What Is the Face Negotiation Theory Based On?

Stella Ting-Toomey’s face negotiation theory is based on two concepts of Chinese conception. People are considered to have two specific faces and these are called “mien-tzu” and “lien.” Mien-tzu is an external face, one that is social in nature, and involves authority, power, and influence. Lien is an internal face, one that is focused on morality, and deals with honor, integrity, or even shame.

There is also an expansion of thinking from Erving Goffman, who Westernized the Chinese concepts to include other cultural points of emphasis. Stephen Levinson and Penelope Brown also suggest that politeness is a universal concern that can be shown through face recognition.

Ting-Toomey then expanded upon these concepts based on a person’s own claimed sense of relationships and personal networks. The goal is for each person to create the best possible self-image, but through “facework,” how a person thinks or feels can be communicated through their own self-face that they enact.

What Are the Assumptions of Face Negotiation Theory?

Since 1988, there have been several evolutions within the assumptions that face negotiation theory must make. In the current revision, which was created in 2005, there are 7 specific assumptions that are made, resulting in 24 eventual propositions.

Here is a look at those assumptions.
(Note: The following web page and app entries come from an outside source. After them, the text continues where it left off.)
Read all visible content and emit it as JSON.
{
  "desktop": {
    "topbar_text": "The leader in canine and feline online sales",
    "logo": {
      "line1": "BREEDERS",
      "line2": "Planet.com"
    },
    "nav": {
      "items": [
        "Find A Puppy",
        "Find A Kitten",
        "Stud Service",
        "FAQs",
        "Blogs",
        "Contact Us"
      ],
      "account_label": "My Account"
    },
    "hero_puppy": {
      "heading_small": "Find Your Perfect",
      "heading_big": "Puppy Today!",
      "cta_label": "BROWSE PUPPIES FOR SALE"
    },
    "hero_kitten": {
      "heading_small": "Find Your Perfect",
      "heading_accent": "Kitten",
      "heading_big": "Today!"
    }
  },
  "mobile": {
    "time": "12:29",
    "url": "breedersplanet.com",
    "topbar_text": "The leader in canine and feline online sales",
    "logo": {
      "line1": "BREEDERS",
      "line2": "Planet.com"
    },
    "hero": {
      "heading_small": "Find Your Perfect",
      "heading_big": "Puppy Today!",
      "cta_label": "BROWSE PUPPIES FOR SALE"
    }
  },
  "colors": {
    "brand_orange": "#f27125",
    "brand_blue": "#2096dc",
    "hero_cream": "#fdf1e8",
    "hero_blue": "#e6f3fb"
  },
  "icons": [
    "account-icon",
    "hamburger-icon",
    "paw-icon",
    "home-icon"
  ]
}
1. Communication is based on maintaining a negotiating face in every human culture.
2. Facial communication can become problematic when an identity is questioned.
3. Face management is shaped by multiple cultural differences that may include small vs large group settings or individualized negotiations vs collective negotiations.
4. Cultures that place an emphasis on the individual over the collective tend to prefer self-orientation.
5. Small-power cultures place an emphasis on equality, while large-power cultures prefer an emphasis on the chain-of-command.
6. Cultural variances, individual experiences, relationships, and situational elements can all influence behavior.
7. Competence is a form of communication in all cultures because it is a culmination of mindfulness and knowledge.

These assumptions are then placed into “core taxonomies” that help to create the framework of facial communication themes. There are 5 total themes that are part of the 2005 update to the face negotiation theory.

  • Orientation. This refers to the actual concerns that are being experienced by the individual.
  • Movement. This theme addresses how an individual actually moves their face when they are encountering a specific incident.
  • Interaction. Once a cue has been received and processed, an individual begins to determine how their facial communication will be perceived by others.
  • Conflict. Each person who looks at the facial communication of others will be evaluating what is being seen to determine if they feel a personal challenge is being initiated.
  • Content. This is the actual message that is being offered to others in a non-verbal way.

What Are the Applications of Face Negotiation Theory?

The primary application for face negotiation theory is to resolve intercultural conflicts that may occurs. These may be personal or professional conflicts and are based on the idea that there is a desire to be mindful of the needs of others.

It can also be applied in sales practices, allowing individuals to determine by brief facial expressions where a proposal is being considered in a positive or a negative way.

Any other opportunity where non-verbal communication can be beneficial in some way can benefit from Ting-Toomey’s face negotiation theory.

Are There Concerns About Face Negotiation Theory?

Although Stella Ting-Toomey’s face negotiation theory aims to prevent conflicts by understanding certain emotions and reactions that are global in nature, interpreting results that are observed can have cultural influences. What may be a negative reaction to one culture could be considered a positive reaction in another culture as well.

There may also be varying levels of emphasis on the self-face aspect of this theory. Some may have no need to emphasize their self-face, while others may over-emphasize it.

This theory offers us an opportunity to explore more of our non-verbal communication with each other across cultures and ethnic divides. It shows us that even though we may be different, in some ways, we are still very much the same.